Exercise goal: Please tally the lines below that contain the word "data" and reply with the total alone.

══ Listed entries

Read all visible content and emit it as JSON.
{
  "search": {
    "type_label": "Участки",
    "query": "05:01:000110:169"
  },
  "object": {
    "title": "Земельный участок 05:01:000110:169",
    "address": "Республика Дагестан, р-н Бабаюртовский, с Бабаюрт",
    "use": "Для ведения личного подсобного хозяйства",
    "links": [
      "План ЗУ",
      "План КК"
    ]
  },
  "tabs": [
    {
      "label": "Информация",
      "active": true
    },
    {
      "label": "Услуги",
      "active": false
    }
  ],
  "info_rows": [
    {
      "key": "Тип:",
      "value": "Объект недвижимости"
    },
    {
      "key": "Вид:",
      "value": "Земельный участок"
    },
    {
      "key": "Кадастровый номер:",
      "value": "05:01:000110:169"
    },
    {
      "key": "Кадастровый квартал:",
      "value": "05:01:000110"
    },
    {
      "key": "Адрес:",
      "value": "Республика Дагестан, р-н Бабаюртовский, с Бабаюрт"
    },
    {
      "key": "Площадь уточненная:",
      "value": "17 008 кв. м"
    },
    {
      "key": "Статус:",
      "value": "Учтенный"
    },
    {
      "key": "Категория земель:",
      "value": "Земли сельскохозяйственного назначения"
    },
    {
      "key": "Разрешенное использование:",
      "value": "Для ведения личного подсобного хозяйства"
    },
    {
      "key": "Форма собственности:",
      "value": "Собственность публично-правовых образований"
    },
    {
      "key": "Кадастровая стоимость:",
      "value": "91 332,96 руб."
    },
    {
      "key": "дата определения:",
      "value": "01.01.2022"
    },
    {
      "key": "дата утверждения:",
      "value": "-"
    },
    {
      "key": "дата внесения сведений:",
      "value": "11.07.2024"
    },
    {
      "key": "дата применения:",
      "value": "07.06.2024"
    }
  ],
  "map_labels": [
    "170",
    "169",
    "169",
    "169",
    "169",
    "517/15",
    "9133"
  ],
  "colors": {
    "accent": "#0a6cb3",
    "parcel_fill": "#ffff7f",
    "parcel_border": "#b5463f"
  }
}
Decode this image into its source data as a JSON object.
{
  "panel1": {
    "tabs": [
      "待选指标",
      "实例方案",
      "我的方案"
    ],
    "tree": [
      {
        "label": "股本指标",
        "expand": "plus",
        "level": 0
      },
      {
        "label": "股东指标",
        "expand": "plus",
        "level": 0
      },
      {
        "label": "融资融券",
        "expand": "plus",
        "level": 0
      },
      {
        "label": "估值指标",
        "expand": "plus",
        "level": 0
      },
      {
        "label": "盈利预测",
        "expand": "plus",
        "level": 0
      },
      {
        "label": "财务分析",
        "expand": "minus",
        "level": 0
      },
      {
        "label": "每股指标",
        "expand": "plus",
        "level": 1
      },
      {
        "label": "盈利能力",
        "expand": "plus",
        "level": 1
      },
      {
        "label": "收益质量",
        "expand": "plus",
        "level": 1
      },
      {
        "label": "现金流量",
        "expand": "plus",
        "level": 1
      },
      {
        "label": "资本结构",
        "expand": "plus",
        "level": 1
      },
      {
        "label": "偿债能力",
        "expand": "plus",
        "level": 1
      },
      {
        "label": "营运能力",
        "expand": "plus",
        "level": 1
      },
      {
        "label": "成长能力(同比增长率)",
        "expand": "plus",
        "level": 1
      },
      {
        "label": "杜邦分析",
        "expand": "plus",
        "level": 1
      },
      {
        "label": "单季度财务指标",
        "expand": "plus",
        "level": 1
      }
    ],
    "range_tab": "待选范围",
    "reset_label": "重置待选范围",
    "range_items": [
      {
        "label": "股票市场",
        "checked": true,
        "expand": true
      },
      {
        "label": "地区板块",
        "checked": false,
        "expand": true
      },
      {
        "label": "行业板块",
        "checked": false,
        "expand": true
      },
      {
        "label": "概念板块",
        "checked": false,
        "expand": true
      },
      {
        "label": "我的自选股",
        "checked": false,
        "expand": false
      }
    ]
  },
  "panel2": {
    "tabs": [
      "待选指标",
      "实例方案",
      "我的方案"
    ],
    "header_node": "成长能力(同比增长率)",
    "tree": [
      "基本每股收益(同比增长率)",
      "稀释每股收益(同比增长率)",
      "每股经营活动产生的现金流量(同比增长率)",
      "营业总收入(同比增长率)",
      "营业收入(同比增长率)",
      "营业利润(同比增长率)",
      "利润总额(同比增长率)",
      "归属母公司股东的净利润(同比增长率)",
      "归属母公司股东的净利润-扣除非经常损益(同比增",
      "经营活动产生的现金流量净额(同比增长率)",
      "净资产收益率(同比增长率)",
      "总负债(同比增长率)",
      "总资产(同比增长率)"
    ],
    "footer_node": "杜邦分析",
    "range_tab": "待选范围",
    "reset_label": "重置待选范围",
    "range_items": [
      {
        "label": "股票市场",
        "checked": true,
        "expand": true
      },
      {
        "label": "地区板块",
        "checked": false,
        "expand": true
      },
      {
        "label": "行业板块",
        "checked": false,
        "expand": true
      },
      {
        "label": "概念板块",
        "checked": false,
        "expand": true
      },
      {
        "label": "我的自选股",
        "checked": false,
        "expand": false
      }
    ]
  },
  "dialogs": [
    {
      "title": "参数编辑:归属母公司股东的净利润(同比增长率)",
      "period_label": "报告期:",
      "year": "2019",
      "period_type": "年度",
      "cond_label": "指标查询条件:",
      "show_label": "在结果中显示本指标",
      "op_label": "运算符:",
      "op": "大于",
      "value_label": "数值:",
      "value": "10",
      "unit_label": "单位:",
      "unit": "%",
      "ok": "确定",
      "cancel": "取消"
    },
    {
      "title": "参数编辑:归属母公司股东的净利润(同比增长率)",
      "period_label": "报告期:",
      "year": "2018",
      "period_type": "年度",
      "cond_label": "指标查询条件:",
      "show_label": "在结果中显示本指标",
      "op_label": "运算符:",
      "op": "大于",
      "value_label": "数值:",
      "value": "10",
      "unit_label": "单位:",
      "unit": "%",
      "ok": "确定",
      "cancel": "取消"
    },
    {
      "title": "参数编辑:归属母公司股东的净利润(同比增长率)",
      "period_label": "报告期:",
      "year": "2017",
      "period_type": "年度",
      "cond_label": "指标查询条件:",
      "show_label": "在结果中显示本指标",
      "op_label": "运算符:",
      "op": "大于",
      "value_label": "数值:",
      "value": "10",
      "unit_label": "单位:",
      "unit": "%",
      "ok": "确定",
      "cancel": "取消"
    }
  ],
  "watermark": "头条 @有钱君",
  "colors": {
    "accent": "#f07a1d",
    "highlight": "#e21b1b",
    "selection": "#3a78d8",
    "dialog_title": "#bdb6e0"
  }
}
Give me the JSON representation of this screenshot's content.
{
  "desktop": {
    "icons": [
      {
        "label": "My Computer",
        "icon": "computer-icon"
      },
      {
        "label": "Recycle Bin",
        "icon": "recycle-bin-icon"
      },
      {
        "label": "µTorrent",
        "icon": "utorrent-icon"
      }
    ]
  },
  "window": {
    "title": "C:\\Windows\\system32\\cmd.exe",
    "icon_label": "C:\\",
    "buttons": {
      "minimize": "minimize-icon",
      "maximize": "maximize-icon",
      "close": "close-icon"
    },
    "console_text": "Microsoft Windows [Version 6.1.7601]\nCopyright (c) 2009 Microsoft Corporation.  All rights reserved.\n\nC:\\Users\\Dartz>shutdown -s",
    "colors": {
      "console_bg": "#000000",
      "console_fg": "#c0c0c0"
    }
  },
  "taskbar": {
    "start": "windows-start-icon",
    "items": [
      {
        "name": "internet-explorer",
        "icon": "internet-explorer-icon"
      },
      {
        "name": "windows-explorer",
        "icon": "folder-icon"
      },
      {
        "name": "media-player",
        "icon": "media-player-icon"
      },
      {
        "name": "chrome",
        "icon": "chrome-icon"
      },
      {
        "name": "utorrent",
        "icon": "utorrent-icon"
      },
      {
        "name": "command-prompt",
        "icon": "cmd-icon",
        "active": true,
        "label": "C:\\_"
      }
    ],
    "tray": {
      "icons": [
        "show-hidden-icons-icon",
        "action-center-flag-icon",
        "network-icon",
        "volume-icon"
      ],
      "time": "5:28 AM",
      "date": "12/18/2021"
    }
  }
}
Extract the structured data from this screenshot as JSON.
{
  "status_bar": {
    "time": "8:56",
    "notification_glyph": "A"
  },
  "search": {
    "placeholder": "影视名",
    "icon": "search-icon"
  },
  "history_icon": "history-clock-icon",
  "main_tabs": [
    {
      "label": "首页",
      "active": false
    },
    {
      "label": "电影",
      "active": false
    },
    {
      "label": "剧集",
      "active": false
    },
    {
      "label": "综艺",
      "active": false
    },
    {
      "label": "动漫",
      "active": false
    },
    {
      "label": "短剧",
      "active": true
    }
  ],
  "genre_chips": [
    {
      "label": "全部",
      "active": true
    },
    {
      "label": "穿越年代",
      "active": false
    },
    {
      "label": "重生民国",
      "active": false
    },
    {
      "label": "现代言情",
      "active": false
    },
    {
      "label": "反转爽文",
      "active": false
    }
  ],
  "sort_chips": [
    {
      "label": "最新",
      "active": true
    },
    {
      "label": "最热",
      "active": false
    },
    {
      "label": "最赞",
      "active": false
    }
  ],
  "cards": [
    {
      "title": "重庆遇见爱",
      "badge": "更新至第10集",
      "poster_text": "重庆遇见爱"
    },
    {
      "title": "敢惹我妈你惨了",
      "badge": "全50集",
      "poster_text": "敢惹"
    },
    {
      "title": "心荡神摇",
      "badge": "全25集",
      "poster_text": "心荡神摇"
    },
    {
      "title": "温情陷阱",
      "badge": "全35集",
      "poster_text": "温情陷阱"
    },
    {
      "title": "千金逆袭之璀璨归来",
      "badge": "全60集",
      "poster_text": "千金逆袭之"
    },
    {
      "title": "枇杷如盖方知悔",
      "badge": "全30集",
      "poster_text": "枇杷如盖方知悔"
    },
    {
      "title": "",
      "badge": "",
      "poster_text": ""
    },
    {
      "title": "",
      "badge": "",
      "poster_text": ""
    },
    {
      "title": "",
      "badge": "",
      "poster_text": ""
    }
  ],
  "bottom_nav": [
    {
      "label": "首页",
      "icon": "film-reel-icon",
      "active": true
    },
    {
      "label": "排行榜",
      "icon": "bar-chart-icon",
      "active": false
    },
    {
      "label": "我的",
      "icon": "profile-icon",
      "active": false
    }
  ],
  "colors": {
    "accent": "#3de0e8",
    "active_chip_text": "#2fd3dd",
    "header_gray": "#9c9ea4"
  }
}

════

Written solution: 2